In August 1914 Australia declared its support of Great Britain and the country went to war. Whilst recruiting began in earnest for troops and lighthorsemen, the Royal Australian Navy (RAN) was quick off the mark – sailing north with the Australian Naval & Military Expeditionary Force (AN&MEF) to take German New Guinea, and to stop the German Pacific Fleet. The first Australian casualty of the war was a sailor – Able Seaman William Williams, fatally wounded on 11 September 1914.
The first naval vessel lost was the submarine AE1 – see image above – which went out on patrol off New Britain on 14 September 1914 but did not return. Her final resting place has never been located and so the exact cause of her loss remains unknown.
Frederick William Woodland was a Royal Navy sailor who joined the RAN in February 1913 and was deployed to the submarine. His service record, held at the National Archives of Australia, simply states ‘Reported missing in Submarine AEI’. His widow Helen, 4-year old son Frederick and 1-year old daughter Annie were left with compensation in the form of a pension, medals and the gratitude of King and country. In 1921 Helen migrated to Quebec, Canada. Until they reached 16 years of age the children received an allowance to assist with their schooling; and Helen’s widow’s pension ceased in 1927 when she remarried. This information comes from the family archives – all the paperwork relating to Woodland’s death was kept by Helen and then her daughter Annie. In 2001 Annie’s son was visiting Australia and, moved by the Australian National Maritime Museum’s display about AE1, talked to his mother about donating the Woodland family papers. This wonderful archive brought the disastrous loss of AE1 into focus with a real sailor and his family, not just a page in history.
Australia’s navy served across the globe in this ‘war to end all wars’. From the Pacific to the Atlantic, the North Sea to the Mediterranean, the RAN patrolled, escorted, fought and bombarded as part of the British Grand Fleet. HMAS Sydney soundly defeated the German raider SMS Emden in a fierce battle off the Cocos Islands in November 1914 and AE2 was the first Allied submarine to successfully penetrate the Dardanelles Straits, disrupting Turkish and German shipping.

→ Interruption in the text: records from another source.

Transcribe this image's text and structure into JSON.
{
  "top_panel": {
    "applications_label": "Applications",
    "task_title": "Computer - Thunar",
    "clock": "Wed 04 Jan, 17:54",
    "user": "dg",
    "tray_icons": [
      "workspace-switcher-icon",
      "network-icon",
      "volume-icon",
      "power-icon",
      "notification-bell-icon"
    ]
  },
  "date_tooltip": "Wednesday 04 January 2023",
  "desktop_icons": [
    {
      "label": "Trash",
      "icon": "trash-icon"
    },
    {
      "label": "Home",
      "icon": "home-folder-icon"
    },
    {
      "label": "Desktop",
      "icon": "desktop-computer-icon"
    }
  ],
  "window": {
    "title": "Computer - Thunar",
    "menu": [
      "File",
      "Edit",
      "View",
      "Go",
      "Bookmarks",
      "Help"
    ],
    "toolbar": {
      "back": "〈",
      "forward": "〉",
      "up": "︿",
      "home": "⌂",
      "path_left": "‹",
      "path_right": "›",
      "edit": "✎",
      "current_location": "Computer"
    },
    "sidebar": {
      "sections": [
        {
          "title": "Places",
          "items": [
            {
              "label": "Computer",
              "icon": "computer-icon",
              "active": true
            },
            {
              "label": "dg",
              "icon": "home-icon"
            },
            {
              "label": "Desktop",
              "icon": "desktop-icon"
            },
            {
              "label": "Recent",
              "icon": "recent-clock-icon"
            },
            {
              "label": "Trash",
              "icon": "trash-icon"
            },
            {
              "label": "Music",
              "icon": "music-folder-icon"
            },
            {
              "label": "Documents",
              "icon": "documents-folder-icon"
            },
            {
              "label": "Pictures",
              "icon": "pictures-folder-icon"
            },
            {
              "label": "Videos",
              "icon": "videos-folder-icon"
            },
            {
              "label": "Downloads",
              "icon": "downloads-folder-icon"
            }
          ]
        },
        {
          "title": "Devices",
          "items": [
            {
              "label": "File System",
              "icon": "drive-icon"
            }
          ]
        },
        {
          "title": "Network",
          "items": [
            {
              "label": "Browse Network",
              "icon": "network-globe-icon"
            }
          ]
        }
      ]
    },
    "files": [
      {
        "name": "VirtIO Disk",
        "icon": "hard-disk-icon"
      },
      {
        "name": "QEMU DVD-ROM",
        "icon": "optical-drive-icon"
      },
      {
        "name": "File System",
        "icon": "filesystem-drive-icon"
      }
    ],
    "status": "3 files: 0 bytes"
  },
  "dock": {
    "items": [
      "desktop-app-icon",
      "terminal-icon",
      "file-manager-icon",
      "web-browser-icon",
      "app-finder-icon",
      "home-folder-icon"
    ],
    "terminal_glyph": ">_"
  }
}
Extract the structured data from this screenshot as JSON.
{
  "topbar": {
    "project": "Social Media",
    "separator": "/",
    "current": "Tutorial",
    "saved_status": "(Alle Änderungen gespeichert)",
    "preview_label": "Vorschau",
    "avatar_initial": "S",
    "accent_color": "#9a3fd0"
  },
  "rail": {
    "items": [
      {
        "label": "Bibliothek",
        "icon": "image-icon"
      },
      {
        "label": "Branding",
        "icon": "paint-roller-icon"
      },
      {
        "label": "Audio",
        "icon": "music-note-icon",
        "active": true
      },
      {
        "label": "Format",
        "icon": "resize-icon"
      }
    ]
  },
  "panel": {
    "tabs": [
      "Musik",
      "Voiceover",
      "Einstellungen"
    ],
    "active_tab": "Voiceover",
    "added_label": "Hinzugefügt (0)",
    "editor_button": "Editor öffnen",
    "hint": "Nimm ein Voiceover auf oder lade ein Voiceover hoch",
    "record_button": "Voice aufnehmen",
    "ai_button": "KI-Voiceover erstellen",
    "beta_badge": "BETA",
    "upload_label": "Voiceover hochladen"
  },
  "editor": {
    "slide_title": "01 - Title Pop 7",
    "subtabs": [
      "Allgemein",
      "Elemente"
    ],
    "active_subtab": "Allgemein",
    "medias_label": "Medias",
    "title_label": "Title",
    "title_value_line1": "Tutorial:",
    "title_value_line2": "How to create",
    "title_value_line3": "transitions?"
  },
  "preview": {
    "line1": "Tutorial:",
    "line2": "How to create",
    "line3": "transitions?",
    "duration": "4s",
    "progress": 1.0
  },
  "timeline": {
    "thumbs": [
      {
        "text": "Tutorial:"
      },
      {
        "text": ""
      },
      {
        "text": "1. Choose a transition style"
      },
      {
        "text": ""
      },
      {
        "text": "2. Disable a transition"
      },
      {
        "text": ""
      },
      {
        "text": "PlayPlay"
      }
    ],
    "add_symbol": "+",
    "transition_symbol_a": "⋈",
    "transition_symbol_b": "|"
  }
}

The Royal Australian Naval Bridging Train (RANBT) was the first in and the last out of Gallipoli – building pontoons, bridges and jetties for the landings and evacuations of the troops. Douglas Ballantyne Fraser joined this small naval engineering unit and served with the RANBT at Suvla Bay on the Gallipoli Peninsula, before moving to duties along the Suez Canal and the Sinai Peninsula. After the RANBT was disbanded at the beginning of 1917, Fraser returned to Australia in July 1917 and served in the Royal Australian Naval Brigade (RANB) for the remainder of the war. The RANBT is an all but forgotten naval engineering unit but it was the most decorated unit in the Royal Australian Navy during the war. From their commander, LCDR Leighton Seymour Bracegirdle, who was awarded the Distinguished Service Order and through the ranks, the men of the RANBT were decorated more than twenty times for their service at Suvla Bay, the Suez Canal and in the Sinai during 1915-1917. Fraser’s daughter – a museum volunteer – donated his memorabilia in 2007 thus giving us a personal insight into this relatively unknown unit of the Royal Australian Navy.
At the end of the war the Royal Australian Navy had lost 15 officers and 156 sailors, including the entire complement of the submarine AE1. Lest We Forget.
Other useful links:
Australian National Maritime Museum – click here
Australian War Memorial, WW1 RAN Infosheet – click here
dhistory, NAA Archives Viewer – click here
National Archives of Australia, Service Records – click here
National Archives of Australia, SODA – click here
Royal Australian Navy, Royal Australian Naval Bridging Train – click here
Sea Power Centre, Canberra – click here